Proposed book on "Data Rescue"

03 Jul 2015
Groups audience: 

Dear Members (of both the RDA DAR and the CODATA DAR Groups):
First, our efforts are being strenuously represented at the meeting next week in Paris ("Our Common Future under Climate Change"). It will be a large gathering (over 2000), and a poster will urge the case to consider the need for heritage data as true guides to today's data (which are all we have to forecast the future). A blog about the issue has been posted:
In particular, it urges readers to sponsor what we are trying to accomplish. Our mission to raise awareness of the existence, and the need to recover suitably, analogue or primitive digital data, can only become effective if we have enough voices at enough meetings. Trying to attend appropriate conferences on a budget of 3000 euros per year between us all is just pretty dismal when it costs about 1200 euros just for one return flight from North America to Europe. As reported earlier, the RDA is supporting our planned Workshop for Data Rescue, to be held next year in Boulder (Colorado, USA), probably in October, and has allocated $1K US for us. In order to invite speakers, and to run the event appropriately, we'll need to double or triple that, and suggestions (or better still, actual offers!) would be splendid.
Working with the "Elsevier/IEDA International Data Rescue Award in the Geosciences" earlier this year brought up the suggestion of a book - an actual hard-copy book - on "Data Rescue". Currently we have two science-based publishers interested (Elsevier and Springer), and the final choice is likely to define to some extent the format, content and slant of the product. Next month at a major astronomy congress a Springer bookstand will be managed by the same person who was my contact for a recent book on astronomy, so it is likely that I can get enough details from him to enable a sensible decision. (I expect Elsevier to have a bookstand there as well). If you have questions which you feel should guide that decision, please prime me soon!
In a sense - in a good sense - any book on Data Rescue will be - should be, in fact - out of date before it is published. However, the basic message is not going to become otiose very soon, and it is that message which the book will illustrate and convey. Below is the message which was circulated to the CODATA Data Rescue group before it was amalgamated with the RDA one:
I visualise a book with chapters that deal with different fields/sites of data to be rescued, and what individual initiatives have achieved to date.
The chapters could be grouped; geophysics is an umbrella for vulcanology, marine science, ionospheric exploration, and everything in between.
Bio-diversity can include all aspects of flora, fauna, vegetation and habitat, while disciplines like Polar Science contribute to most in different ways. Do we first design the Table of Contents and leave the topics open for volunteers? That could leave some gaps, but the book cannot hope to cover everything. If, instead, we encourage people to write what and when they can, we might then end up with duplicated topics, which would be a shame. Probably the best is something in between: those so inspired are encouraged to submit an outline of their field and sub-topics first. I don't think it matters whether we have 6 chapters or 16; variety will add to the strength of the message, and each will be unique with a distinctive story to tell. It will be up to the Editors to group and present the contributions in a way that adds relevance and enhances interdependence or relationships.

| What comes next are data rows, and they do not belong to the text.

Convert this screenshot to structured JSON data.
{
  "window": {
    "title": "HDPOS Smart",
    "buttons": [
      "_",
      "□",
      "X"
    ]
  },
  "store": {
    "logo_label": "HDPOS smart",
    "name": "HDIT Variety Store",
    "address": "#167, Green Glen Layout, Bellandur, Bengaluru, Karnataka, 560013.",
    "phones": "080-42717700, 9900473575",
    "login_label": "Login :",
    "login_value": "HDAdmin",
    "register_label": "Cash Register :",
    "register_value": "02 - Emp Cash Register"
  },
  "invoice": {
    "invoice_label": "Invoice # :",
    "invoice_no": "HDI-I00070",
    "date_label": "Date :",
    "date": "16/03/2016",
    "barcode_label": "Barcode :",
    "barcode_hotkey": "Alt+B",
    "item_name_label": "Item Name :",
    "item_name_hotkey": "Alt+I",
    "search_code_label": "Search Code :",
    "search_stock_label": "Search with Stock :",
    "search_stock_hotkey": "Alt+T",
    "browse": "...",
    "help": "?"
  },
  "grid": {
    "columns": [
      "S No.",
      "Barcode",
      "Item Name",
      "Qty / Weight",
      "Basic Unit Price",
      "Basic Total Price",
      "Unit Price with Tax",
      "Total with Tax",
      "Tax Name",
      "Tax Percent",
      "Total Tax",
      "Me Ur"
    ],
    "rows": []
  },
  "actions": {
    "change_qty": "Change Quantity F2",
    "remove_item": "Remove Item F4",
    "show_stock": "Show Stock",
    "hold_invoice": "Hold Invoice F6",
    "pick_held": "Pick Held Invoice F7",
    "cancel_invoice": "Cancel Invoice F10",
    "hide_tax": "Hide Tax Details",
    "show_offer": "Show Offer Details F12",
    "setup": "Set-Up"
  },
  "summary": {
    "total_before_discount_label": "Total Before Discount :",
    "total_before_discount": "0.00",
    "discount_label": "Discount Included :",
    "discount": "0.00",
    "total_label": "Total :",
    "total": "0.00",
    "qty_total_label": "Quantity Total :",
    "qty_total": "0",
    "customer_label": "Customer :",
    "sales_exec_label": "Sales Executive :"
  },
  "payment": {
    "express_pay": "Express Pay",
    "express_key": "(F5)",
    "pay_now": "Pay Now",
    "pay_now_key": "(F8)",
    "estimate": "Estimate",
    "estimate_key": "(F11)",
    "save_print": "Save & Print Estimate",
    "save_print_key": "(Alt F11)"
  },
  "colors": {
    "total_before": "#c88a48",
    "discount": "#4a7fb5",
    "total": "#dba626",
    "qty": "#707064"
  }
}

One important point: accounts must include failures, and describe the personal cost (leg-work, time, resources) that may have been experience. We don't want a book to contain only glowing success stories, or its message will be that everything is under control! The message to convey is, rather, that the topic is seriously important, urgently so in some fields (and why), and here are a few examples of what intelligent planning, persuasion, persistence or plain good luck have achieved in certain areas; they are brought to readers to encourage other efforts, not to foster complacency. We also want to raise the profile of the need and of the achieveability of success, yet not to damn it as too much effort for too little return.
In tandem with the book, as a series of intermittent follow-ups, there should be an on-line newsletter, both to update factual details in the book and to introduce new data rescue initiatives (as well as others not included in the book). It would be important to have some outline plan and manager in hand at the time of publication.
In this day and age, ebooks look easier to produce than hard-copy ones, but when all is said and done an ebook may not be readable in 5 years' time (maybe less!) whereas a hard-copy will last until the mice get at it.
Planning and organizing the production of a book like this will be well served by a small team of Editors.
So far, we have expressions of interest for chapters on Biodiversity (Anton Guentsch, Berlin-Dahlem Biodiversity Museum), high-energy physics (CERN) - both success and failure stories - and cartography. Items featured in the blog and the Climate Change Conference should also be included (most of the poster images are from IEDRO
(weather & climate), with contributions also from GODAR (oceanography) and astronomy.
Discussing some of the finer details of this project should be on the agenda for the proposed Session at RDA Plenary 6 in Paris (September). We do not yet know if our proposal for the session will be accepted, but it received very strong support from a number of other Interest Group Chairs. Of course, even if is not selected, the future of the book does not hang upon that meeting. The CODATA arm of Data Rescue is keen that the data rescue initiative focus on "deliverables", and the product of a book for all the word to read could be an excellent milestone along that route.
With kind regards,
Elizabeth Griffin=